--- GIVEN ENTRIES Enclosed Below ---

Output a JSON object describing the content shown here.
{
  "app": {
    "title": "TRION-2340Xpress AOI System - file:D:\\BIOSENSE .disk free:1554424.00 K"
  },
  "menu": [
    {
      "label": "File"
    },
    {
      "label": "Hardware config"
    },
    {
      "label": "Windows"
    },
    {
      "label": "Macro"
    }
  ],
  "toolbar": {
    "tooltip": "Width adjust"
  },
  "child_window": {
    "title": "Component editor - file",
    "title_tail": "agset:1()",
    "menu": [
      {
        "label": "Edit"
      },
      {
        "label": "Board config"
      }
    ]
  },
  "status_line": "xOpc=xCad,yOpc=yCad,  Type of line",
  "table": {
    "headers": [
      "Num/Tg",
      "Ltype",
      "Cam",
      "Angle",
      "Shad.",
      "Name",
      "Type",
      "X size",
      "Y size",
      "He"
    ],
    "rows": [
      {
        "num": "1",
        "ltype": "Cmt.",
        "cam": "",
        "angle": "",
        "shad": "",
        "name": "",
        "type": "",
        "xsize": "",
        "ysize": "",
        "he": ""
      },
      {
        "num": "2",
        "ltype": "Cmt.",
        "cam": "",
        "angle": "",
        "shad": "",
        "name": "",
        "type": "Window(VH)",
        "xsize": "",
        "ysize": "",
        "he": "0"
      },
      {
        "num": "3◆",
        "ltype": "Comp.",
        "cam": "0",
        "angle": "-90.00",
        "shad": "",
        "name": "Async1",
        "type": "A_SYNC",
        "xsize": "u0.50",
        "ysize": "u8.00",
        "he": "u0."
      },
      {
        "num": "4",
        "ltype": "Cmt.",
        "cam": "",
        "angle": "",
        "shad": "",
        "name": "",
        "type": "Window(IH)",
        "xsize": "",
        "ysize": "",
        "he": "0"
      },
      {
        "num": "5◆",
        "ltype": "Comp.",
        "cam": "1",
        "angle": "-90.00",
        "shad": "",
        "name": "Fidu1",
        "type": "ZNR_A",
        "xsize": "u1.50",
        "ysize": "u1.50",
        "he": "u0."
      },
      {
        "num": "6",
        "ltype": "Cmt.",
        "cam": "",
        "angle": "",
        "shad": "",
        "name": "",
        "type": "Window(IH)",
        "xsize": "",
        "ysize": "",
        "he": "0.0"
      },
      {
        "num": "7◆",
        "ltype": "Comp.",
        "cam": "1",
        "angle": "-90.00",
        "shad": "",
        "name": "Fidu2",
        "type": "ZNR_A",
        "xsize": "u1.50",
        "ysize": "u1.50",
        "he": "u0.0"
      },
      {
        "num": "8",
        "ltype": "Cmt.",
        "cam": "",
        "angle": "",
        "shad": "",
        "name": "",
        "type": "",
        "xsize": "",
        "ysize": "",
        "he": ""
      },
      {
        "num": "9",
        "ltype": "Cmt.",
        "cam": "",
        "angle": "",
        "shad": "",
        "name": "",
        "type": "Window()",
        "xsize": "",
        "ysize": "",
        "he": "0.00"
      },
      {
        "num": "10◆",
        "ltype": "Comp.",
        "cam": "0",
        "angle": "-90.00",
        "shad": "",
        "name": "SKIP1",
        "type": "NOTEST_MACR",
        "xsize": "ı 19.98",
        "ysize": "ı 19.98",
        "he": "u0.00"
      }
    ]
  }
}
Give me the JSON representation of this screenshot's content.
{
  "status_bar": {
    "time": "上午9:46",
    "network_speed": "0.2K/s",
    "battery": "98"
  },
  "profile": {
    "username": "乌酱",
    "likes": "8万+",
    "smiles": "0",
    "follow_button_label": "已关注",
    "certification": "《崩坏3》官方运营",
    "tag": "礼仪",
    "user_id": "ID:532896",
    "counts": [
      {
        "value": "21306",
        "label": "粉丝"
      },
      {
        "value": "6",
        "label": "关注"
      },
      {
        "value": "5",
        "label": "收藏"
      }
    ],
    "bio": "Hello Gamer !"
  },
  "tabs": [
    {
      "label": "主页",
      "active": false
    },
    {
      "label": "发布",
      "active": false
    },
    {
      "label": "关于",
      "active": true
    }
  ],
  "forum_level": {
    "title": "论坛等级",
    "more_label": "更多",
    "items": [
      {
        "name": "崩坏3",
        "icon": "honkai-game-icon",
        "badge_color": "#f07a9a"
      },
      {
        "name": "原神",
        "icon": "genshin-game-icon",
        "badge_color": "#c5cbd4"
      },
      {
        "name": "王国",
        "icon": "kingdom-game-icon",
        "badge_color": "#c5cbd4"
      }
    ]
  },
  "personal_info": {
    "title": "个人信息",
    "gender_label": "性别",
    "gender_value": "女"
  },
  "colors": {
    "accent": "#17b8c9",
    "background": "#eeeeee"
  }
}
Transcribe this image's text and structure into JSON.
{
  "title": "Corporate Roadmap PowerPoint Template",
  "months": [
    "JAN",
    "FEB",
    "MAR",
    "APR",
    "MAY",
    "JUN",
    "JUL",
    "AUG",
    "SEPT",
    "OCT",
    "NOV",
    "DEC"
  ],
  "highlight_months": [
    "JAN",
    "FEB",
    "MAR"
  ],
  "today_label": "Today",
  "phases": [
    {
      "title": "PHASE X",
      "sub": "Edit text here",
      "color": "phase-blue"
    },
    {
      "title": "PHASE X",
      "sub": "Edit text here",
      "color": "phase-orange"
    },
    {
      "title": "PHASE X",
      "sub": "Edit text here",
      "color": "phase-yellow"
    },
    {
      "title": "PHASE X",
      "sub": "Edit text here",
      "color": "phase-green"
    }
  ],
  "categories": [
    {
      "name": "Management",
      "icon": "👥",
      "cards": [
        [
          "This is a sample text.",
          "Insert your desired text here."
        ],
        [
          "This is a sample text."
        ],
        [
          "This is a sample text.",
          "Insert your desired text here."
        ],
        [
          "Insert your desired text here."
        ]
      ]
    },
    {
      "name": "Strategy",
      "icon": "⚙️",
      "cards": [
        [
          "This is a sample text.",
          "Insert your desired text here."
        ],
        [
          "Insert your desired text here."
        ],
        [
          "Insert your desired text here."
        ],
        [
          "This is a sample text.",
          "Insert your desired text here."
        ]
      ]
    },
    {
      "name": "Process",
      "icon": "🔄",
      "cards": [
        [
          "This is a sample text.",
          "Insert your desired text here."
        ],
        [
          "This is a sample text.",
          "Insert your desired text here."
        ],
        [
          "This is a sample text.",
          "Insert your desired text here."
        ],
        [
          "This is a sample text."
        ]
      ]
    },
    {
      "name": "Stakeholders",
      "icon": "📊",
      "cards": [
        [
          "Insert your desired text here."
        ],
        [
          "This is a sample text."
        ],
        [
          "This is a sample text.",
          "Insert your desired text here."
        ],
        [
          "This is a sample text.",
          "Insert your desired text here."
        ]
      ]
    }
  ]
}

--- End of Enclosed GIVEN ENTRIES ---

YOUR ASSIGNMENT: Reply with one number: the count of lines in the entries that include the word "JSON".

ANSWER BOX: 3